It's a fine line to walk, making fun of the religion but not the culture -- especially since religion and culture are usually so closely intertwined. And yes, when a culture is especially marginalized, or when there's an ugly history of bigoted and hateful mockery against it, or when you're in the position of being something of an interloper/ guest in that culture, then you have to walk that line more carefully.

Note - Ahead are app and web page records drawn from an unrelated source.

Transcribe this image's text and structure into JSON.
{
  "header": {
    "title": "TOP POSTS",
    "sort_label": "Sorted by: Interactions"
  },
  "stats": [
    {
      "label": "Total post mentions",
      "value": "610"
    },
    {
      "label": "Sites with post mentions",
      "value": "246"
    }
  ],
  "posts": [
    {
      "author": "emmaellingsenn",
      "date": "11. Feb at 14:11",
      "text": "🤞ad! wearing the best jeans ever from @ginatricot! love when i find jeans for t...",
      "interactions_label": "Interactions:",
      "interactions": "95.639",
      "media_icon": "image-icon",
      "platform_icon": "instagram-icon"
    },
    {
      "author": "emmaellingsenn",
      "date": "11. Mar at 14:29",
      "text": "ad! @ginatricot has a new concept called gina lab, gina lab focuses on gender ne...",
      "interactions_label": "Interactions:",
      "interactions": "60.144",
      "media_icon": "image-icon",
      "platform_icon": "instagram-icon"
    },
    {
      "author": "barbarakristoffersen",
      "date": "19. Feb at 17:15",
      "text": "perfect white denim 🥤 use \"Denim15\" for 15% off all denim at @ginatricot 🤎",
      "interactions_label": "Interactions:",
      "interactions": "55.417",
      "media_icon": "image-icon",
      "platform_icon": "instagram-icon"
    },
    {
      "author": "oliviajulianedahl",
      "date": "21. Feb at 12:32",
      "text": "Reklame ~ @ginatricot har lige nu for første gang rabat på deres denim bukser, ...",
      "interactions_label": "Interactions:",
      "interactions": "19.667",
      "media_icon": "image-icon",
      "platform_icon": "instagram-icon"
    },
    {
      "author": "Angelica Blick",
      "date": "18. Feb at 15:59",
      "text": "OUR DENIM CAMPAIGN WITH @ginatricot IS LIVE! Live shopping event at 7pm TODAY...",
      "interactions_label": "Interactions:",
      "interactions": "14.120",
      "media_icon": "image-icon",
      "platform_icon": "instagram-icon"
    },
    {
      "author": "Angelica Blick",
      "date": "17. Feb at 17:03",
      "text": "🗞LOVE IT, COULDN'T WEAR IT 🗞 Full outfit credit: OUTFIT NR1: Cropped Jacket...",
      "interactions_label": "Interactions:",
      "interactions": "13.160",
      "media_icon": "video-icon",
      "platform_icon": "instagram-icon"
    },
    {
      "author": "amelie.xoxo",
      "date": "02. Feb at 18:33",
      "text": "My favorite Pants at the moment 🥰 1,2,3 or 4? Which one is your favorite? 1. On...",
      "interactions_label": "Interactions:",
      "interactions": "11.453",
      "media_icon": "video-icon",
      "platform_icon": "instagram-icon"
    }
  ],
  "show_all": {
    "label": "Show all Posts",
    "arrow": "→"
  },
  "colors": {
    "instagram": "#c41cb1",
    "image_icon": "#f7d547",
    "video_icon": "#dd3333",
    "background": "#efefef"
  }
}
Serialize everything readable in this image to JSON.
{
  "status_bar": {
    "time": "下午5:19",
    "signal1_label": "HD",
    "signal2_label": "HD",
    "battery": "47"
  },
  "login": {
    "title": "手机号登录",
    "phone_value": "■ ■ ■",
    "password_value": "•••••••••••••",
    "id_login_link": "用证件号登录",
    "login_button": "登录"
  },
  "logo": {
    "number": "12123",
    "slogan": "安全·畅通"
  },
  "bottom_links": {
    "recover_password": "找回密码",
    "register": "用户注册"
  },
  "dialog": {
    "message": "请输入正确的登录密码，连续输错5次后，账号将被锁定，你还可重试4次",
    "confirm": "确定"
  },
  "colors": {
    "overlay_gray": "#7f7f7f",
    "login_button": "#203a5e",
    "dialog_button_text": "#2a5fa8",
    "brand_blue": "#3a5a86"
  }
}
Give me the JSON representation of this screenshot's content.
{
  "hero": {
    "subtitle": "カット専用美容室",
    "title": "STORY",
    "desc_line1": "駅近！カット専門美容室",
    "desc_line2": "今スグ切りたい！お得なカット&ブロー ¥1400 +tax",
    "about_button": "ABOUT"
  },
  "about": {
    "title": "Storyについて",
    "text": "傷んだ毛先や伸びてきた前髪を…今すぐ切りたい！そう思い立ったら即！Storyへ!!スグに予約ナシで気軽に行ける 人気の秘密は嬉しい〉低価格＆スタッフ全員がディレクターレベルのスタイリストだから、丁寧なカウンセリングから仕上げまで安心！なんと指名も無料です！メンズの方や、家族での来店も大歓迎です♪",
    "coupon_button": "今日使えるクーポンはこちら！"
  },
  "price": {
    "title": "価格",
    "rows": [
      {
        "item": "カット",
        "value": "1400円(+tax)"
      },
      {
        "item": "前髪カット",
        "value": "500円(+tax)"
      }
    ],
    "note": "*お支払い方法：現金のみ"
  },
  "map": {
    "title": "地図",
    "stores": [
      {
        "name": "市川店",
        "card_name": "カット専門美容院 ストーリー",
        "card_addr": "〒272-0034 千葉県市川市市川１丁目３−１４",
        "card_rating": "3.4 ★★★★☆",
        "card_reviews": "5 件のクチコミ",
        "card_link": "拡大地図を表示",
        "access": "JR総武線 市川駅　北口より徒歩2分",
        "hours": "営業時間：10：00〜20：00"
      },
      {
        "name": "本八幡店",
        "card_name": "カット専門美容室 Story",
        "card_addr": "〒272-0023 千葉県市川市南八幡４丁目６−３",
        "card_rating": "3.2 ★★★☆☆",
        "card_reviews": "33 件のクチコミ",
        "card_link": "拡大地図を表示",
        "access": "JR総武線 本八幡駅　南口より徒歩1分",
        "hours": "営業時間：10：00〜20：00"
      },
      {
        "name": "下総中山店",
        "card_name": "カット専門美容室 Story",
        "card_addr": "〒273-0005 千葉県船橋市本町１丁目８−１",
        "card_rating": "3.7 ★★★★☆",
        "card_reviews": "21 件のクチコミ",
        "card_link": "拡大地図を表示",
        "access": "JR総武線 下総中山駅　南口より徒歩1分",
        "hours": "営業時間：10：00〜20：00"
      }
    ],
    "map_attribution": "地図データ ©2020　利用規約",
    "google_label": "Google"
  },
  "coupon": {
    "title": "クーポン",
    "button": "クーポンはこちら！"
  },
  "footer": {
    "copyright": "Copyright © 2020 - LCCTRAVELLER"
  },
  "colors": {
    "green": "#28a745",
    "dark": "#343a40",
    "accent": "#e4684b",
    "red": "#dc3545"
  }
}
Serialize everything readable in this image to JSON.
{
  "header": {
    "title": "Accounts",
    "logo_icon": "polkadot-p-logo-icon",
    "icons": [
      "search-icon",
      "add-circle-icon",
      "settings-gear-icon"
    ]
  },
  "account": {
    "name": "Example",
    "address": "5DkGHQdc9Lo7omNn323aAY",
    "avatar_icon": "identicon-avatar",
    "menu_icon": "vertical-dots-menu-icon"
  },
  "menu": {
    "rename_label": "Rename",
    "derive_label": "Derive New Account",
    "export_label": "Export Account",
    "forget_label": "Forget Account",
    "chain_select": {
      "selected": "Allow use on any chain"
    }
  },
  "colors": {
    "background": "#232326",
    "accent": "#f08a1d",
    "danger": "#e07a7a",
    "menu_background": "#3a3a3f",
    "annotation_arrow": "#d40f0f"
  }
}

Which I was trying to do in my Strange Religious Imagery post. The post was somewhat mocking, yes; but I was trying for a gently mocking tone, even a lovingly mocking tone. I passionately love this neighborhood: it gives me joy just to walk around in it, and I show it off to visitors with beaming pride. And one of the things I love most about it is how much art there is everywhere, and how beautiful and strange so much of it is. (I don't see "strange" as an insult, btw -- most of the art I love best is deeply strange.) The point of the gallery was not, "Look at the wacky stuff Latinos in the Mission believe." It was, "Look at the wacky stuff people believe, and the fascinating ways they turn it into art." (Again -- hence the inclusion of the meditating space alien and so on.)
I get that this post was not the most brilliant or insightful one that I've ever written. (They can't all be gems.) But I do think I had a point to make -- the point I made at the beginning of the gallery, about how unfamiliar religions seem weird and silly, but familiar religions seem normal and reasonable until you start looking at them closely. Sometimes I make my points in thoughtful, soul- searching essays... but sometimes, I want to take a lighter tone. And as a writer, if I'm constantly second-guessing myself for fear of offending someone -- especially on the topic of religion, which people get offended about at the drop of a hat -- I'm never going to say anything at all.
I do hope that people will call me on it if they think I've crossed a line, and I appreciate you doing that. But it seems that the gist of your argument is, "we should never criticize or mock other people's religions, especially the religions of marginalized people, because it's culturally disrespectful." That's an argument I've considered. And it's one that, for all the reasons outlined here, I ultimately just don't accept.